- 1 tbsp chopped fresh sage (substitute 1 tsp dried)
- Warm a large skillet over medium-low. Add 1 tablespoon of oil and the onions along with a pinch of salt. Cook slowly stirring occasionally until the onions are dark golden and caramelized. The process will take 30-35 minutes.
- In a food processor combine the beans, 2 tablespoons of olive oil, lemon juice, onion powder, garlic powder, and salt. Process until smooth, adding cold water, aquafaba, or more olive oil to thin if needed. Let it process for several minute, pausing to scrape down a few times. Taste and adjust salt and lemon juice if needed.
- Add in the rosemary, sage, and caramelized onions, setting aside some to garnish if desired, and pulse to chop up and combine.
- Enjoy immediately or refrigerate to allow flavors to meld. It will keep for about a week.
Aquafaba is the liquid that is in the can of beans, or if cooking beans from dried then the liquid that you use to cook the beans. It can improve the texture of the dip, but it's ok to substitute with cold water or add more olive oil if you'd prefer (or a combination of the two).
Nutrition Information:Yield: 16 Serving Size: 1
Amount Per Serving: Calories: 94Total Fat: 3gUnsaturated Fat: 2gSodium: 246mgCarbohydrates: 14gFiber: 3gSugar: 2gProtein: 4g

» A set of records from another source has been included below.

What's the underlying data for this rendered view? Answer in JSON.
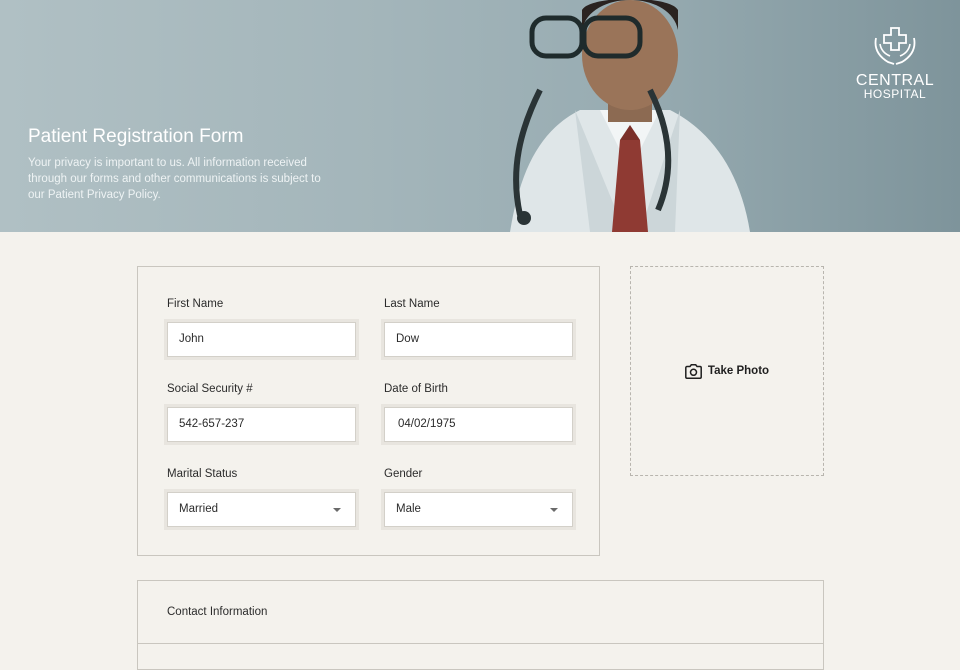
{
  "hero": {
    "title": "Patient Registration Form",
    "subtitle": "Your privacy is important to us. All information received through our forms and other communications is subject to our Patient Privacy Policy.",
    "logo_line1": "CENTRAL",
    "logo_line2": "HOSPITAL",
    "logo_icon": "hands-cross-icon"
  },
  "form": {
    "first_name": {
      "label": "First Name",
      "value": "John"
    },
    "last_name": {
      "label": "Last Name",
      "value": "Dow"
    },
    "ssn": {
      "label": "Social Security #",
      "value": "542-657-237"
    },
    "dob": {
      "label": "Date of Birth",
      "value": "04/02/1975"
    },
    "marital": {
      "label": "Marital Status",
      "value": "Married"
    },
    "gender": {
      "label": "Gender",
      "value": "Male"
    }
  },
  "photo": {
    "label": "Take Photo",
    "icon": "camera-icon"
  },
  "contact": {
    "title": "Contact Information"
  },
  "colors": {
    "background": "#f4f2ed",
    "border": "#c9c6bf",
    "hero": "#9fb2b7"
  }
}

Nutrition is calculated automatically so should be used as an estimate.